Recognized For Excellence The Government Finance Officers Association of the United States and Canada (GFOA) has given an Award for Outstanding Achievement in Popular Annual Financial Reporting to the City of Baytown, Texas for its Popular Annual Financial Report for the fiscal year ended September 30, 2012. The Award for Outstanding Achievement in Popular Annual Financial Reporting is a prestigious national award recognizing conformance with the highest standards for preparation of state and local government popular reports. In order to receive an Award for Outstanding Achievement in Popular Annual Financial Reporting, a government unit must publish a Popular Annual Financial Report, whose contents conform to program standards of creativity, presentation, understandability and reader appeal. An Award for Outstanding Achievement in Popular Annual Financial Reporting is valid for a period of one year only. The City of Baytown, Texas has received a Popular Award for the last two consecutive years (2011-2012). We believe our current report continues to conform to the Popular Annual Financial Reporting requirements, and we are submitting it to GFOA.

2013 Awards and Recognitions • Government Finance Officers Association (GFOA) Distinguished Budget Presentation Award for Fiscal Year 2011-12 • GFOA Certificate of Achievement for Excellence in Financial Reporting for Fiscal Year Ending 2012 • Texas Comptroller Leadership Circle Gold Member - Fourth Year Award • Keep Texas Beautiful - Health Department’s Keep Baytown Beautiful Program - Award for Sustained Excellence in the Governor’s Community Achievement Award Competition • Harris/Galveston Area Council - 2013 Parks and Natural Areas Award, Planning Process Category • Texas Recreation and Park Society - 2013 Lone Star Programming Award Class III • Texas Recreation and Park Society 2013 Outstanding Service Organization Award

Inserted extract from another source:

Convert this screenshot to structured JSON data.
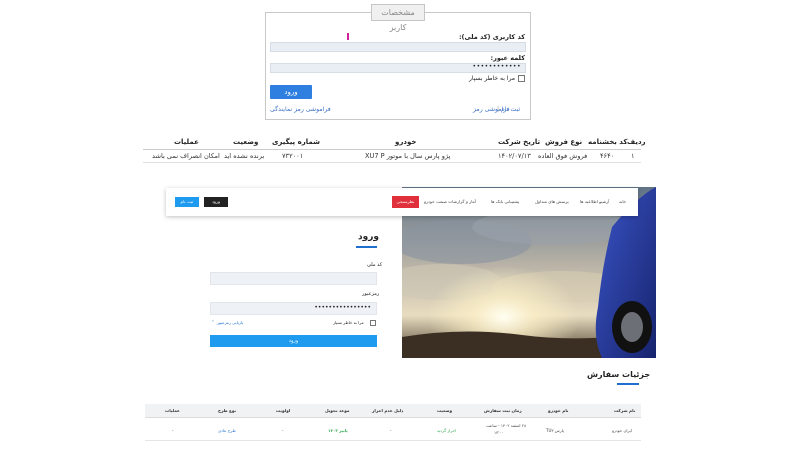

11


The Popular Annual Financial Report (PAFR) is intended to summarize and simplify the statistical, economic and financial information contained in the 2013 Comprehensive Annual Financial Report (CAFR). The CAFR was prepared in conformance with generally accepted accounting principles (GAAP) and was independently audited by Belt Harris Pechacek, LLLP. The PAFR, while unaudited, provides a brief analysis of where the City’s revenues come from and where the dollars are spent as well as trends and details on the local economy. It is presented as a means of increasing public awareness about the City’s financial condition through a more user-friendly presentation. For a more detailed, GAAP basis, full disclosure review of the individual funds and component units’ financial statements, please refer to the City’s CAFR that is accessible through the City’s website: http://www.baytown.org/content/financial-transparency

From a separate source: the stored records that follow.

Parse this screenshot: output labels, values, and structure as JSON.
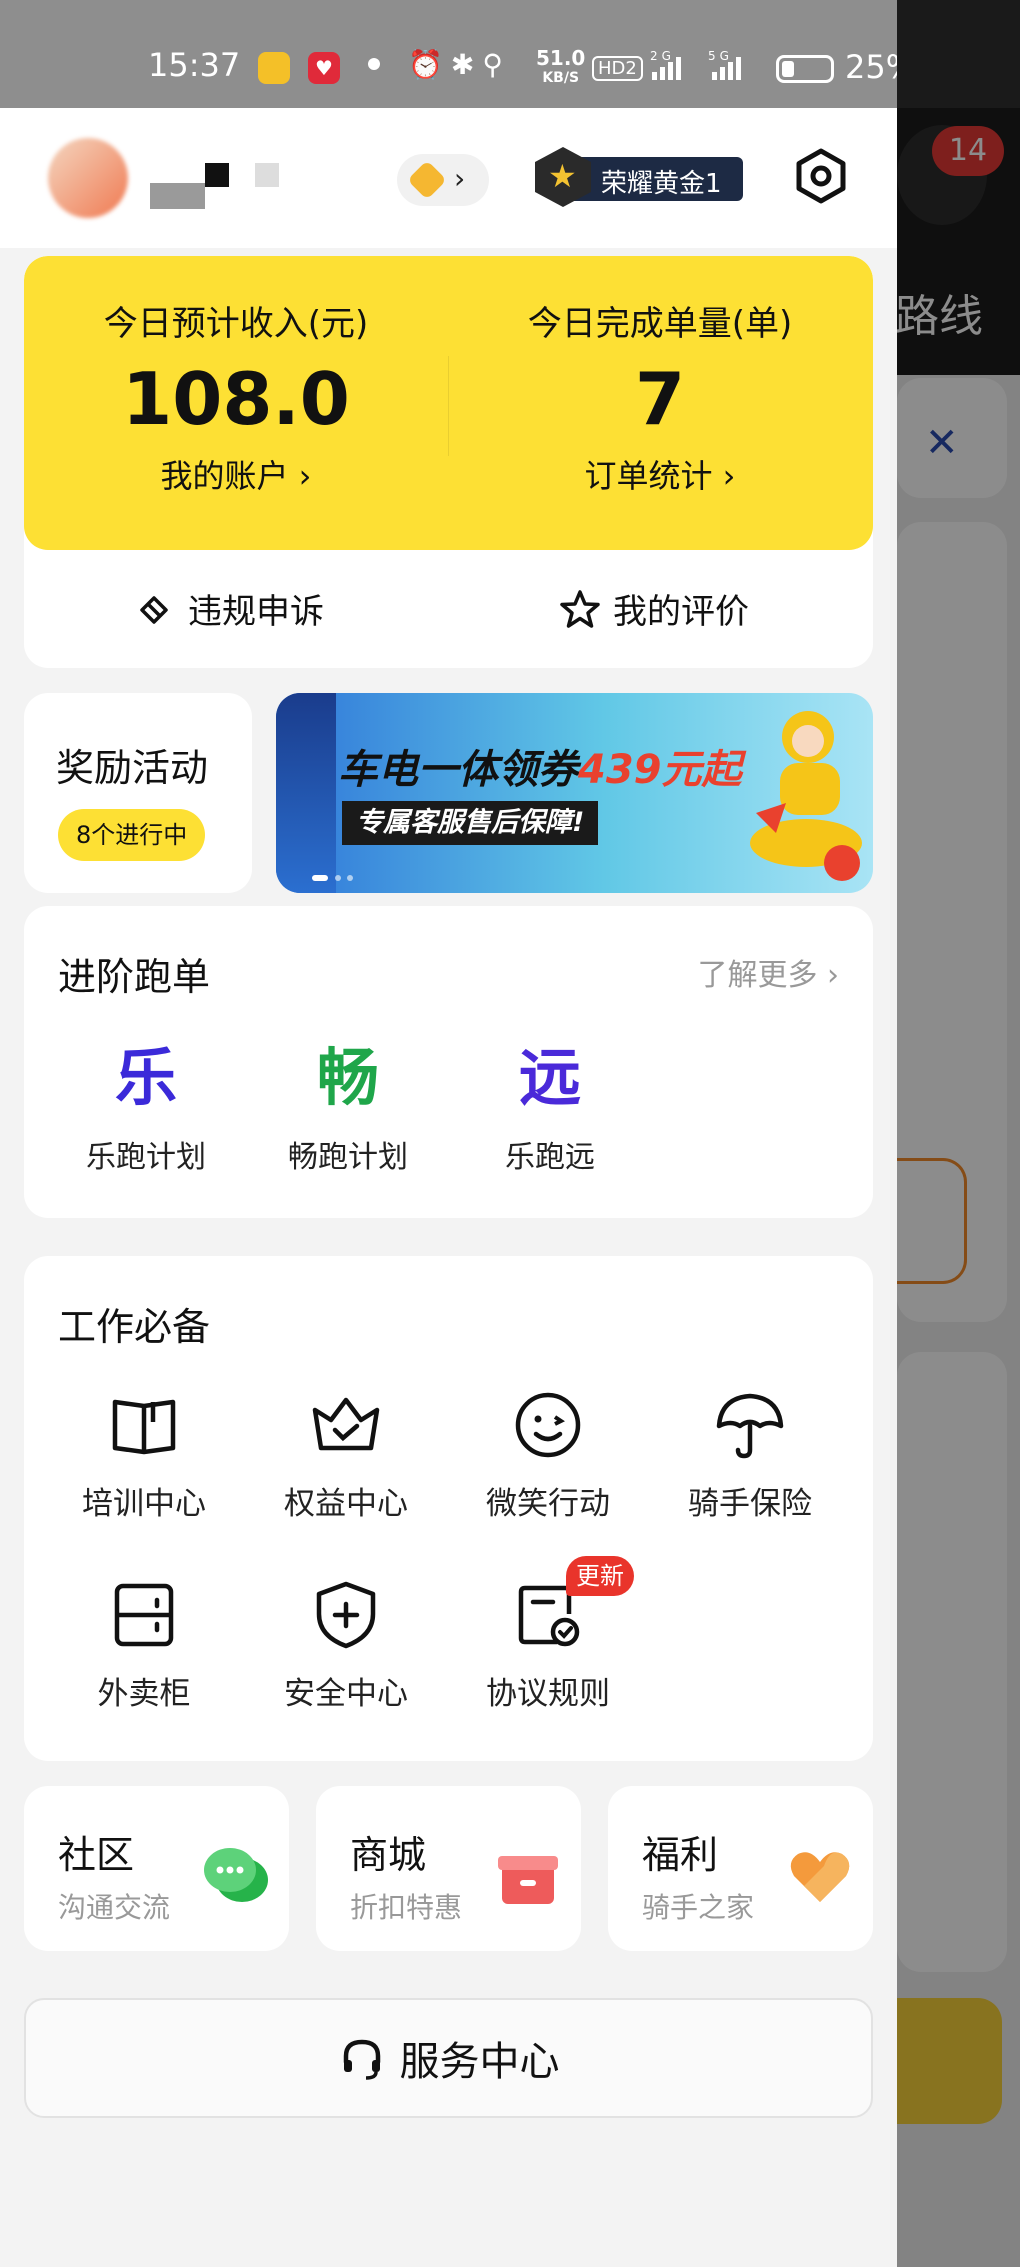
{
  "status_bar": {
    "time": "15:37",
    "net_speed_value": "51.0",
    "net_speed_unit": "KB/S",
    "hd_label": "HD2",
    "network_2g": "2G",
    "network_5g": "5G",
    "battery_pct": "25%"
  },
  "header": {
    "rank_label": "荣耀黄金1"
  },
  "earnings": {
    "income_label": "今日预计收入(元)",
    "income_value": "108.0",
    "account_link": "我的账户 ›",
    "orders_label": "今日完成单量(单)",
    "orders_value": "7",
    "orders_link": "订单统计 ›",
    "appeal_label": "违规申诉",
    "review_label": "我的评价"
  },
  "rewards": {
    "title": "奖励活动",
    "badge": "8个进行中"
  },
  "banner": {
    "headline_prefix": "车电一体领券",
    "headline_amount": "439元起",
    "subline": "专属客服售后保障!"
  },
  "advanced": {
    "title": "进阶跑单",
    "more_label": "了解更多 ›",
    "items": [
      {
        "char": "乐",
        "label": "乐跑计划",
        "color": "#3b2ad9"
      },
      {
        "char": "畅",
        "label": "畅跑计划",
        "color": "#1fa64a"
      },
      {
        "char": "远",
        "label": "乐跑远",
        "color": "#4a2ad9"
      }
    ]
  },
  "tools": {
    "title": "工作必备",
    "items": [
      {
        "label": "培训中心",
        "icon": "book-icon"
      },
      {
        "label": "权益中心",
        "icon": "crown-icon"
      },
      {
        "label": "微笑行动",
        "icon": "smile-icon"
      },
      {
        "label": "骑手保险",
        "icon": "umbrella-icon"
      },
      {
        "label": "外卖柜",
        "icon": "locker-icon"
      },
      {
        "label": "安全中心",
        "icon": "shield-icon"
      },
      {
        "label": "协议规则",
        "icon": "document-check-icon",
        "badge": "更新"
      }
    ]
  },
  "mini_cards": [
    {
      "title": "社区",
      "subtitle": "沟通交流",
      "icon": "chat-icon"
    },
    {
      "title": "商城",
      "subtitle": "折扣特惠",
      "icon": "gift-icon"
    },
    {
      "title": "福利",
      "subtitle": "骑手之家",
      "icon": "heart-icon"
    }
  ],
  "service": {
    "label": "服务中心"
  },
  "background": {
    "notification_count": "14",
    "route_label": "路线"
  },
  "colors": {
    "accent_yellow": "#fde034",
    "badge_red": "#e9342b"
  }
}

For more information on the City of Baytown, visit www.baytown.org, follow us on Facebook and Twitter or Baytown Television on Comcast Channel 16. ©2014 City of Baytown Public Affairs 2401 Market Street, Baytown, TX 77520 281-420-5311 www.baytown.org


2013 pafr final low res